What I find extraordinary in the passage, and paradoxical, is Macaulay's respect for Indian civilization. His reaction is far from the typical European 19th century paternalism towards other cultures. His response: crush it. Well, nice try, but I don't think you succeeded, mylord.
Below's Animesh Rai's nuanced approach to the subject of English impact in India, as a comment to the passage by Macaulay. From his book "The Legacy of French Rule in India", p.145:
"The current Indian Prime Minister Manmohan Singh, in an acceptance speech at his alma mater, Cambridge University, very aptly stated that English in India was seen as just another Indian language. While not entirely condoning the impact of British colonialism, he admitted that one of the beneficial aspects of the British Raj was Indians’ accessibility to English language and literature even though the English spoken in India may not be recognized by the former British colonizers as it is an indigenized version of the language. He also stated that many other countries in the world had also adapted English to their milieu. In an article analyzing Manmohan Singh’s speech, N.S. Jagannathan states that Macaulay is not well perceived among patriotic Indians due to his ill-informed denigration of Indians’ literary and intellectual heritage. However, Jagannathan admits that Macaulay was instrumental in inducting English into the educational apparatus of Indians as much as he was in the codification of civil and criminal law and the law of evidence."
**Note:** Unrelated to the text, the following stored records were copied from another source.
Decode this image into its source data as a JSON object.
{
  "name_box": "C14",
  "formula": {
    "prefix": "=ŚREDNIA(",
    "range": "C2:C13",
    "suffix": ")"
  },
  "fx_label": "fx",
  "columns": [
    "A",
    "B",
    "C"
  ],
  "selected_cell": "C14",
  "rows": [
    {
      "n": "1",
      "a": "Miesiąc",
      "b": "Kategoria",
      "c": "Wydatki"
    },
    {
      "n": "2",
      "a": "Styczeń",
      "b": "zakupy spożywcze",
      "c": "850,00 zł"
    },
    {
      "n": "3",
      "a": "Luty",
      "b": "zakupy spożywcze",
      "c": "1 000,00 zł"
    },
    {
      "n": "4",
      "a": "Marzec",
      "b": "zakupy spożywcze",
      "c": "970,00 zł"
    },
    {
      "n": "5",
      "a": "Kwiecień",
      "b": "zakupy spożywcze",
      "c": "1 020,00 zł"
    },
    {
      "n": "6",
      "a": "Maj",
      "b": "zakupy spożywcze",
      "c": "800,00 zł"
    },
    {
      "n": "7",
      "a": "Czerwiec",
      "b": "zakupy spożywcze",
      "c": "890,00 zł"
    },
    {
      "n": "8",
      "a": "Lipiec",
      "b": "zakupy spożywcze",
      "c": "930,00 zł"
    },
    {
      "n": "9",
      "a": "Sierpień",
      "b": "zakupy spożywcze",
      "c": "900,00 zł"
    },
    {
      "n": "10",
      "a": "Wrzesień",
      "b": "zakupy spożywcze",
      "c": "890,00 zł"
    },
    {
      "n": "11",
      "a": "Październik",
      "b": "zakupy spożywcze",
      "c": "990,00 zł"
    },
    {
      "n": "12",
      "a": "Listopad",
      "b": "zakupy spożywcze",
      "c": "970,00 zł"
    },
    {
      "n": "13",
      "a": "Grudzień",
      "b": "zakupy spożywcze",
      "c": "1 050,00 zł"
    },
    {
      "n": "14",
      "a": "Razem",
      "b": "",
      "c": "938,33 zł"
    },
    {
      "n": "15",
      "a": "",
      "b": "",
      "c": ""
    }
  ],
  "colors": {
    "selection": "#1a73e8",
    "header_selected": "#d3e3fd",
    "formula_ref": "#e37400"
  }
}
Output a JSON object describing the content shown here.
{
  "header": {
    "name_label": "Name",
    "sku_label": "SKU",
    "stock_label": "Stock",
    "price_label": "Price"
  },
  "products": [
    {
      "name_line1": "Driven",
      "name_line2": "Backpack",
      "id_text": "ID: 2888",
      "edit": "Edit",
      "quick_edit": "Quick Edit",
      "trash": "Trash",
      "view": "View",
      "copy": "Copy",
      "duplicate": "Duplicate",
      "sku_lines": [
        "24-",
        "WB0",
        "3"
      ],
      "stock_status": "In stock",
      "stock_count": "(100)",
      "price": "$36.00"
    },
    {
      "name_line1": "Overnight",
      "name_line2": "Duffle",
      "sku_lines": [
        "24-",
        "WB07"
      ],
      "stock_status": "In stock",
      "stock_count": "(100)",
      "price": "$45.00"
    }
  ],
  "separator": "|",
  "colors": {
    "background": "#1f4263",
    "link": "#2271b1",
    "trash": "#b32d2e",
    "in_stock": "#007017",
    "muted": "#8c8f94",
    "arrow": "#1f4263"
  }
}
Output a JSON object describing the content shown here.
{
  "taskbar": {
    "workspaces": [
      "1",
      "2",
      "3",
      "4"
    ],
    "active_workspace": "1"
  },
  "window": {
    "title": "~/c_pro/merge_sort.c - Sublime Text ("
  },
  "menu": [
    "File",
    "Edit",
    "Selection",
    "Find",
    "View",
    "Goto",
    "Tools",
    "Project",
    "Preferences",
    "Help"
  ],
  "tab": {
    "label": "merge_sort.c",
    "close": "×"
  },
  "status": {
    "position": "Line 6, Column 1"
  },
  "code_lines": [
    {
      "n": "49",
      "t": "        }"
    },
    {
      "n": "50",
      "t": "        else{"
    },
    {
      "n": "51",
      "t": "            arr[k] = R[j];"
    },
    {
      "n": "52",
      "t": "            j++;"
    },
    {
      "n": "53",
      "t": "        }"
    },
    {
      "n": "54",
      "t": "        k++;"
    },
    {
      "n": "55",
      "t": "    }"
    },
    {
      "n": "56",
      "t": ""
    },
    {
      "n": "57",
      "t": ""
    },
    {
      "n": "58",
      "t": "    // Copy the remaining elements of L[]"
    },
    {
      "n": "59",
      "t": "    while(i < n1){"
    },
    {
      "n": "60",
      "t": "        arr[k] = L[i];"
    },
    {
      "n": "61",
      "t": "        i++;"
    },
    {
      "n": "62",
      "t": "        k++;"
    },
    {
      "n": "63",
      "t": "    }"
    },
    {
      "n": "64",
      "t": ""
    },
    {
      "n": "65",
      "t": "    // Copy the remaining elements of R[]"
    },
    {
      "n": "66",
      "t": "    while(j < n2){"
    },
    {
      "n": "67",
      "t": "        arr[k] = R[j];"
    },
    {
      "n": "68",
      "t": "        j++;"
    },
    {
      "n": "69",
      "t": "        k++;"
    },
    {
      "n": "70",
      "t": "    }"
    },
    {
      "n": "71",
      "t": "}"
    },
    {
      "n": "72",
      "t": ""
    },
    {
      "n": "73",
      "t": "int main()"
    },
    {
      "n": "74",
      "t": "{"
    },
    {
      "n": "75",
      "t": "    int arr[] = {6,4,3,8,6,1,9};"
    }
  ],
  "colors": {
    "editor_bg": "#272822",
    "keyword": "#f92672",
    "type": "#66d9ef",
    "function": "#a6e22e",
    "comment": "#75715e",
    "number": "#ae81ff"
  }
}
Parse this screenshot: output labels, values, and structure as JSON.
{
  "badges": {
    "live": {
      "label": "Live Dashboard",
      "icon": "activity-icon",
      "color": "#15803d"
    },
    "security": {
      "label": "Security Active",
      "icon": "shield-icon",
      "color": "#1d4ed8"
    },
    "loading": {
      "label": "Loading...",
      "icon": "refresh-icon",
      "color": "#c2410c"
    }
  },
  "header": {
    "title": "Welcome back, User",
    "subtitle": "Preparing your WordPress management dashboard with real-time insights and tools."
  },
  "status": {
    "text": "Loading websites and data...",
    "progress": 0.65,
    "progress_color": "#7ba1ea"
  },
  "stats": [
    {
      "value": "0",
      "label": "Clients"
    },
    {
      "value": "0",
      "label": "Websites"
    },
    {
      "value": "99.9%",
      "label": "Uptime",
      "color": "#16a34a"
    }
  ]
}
 “Carry on Doctor Singh” by N.S. Jagannathan, The New Sunday Express Magazine (The New Indian Express), August 7, 2005, p. II.
Contributed by - - Arabella Hutter & Animesh Rai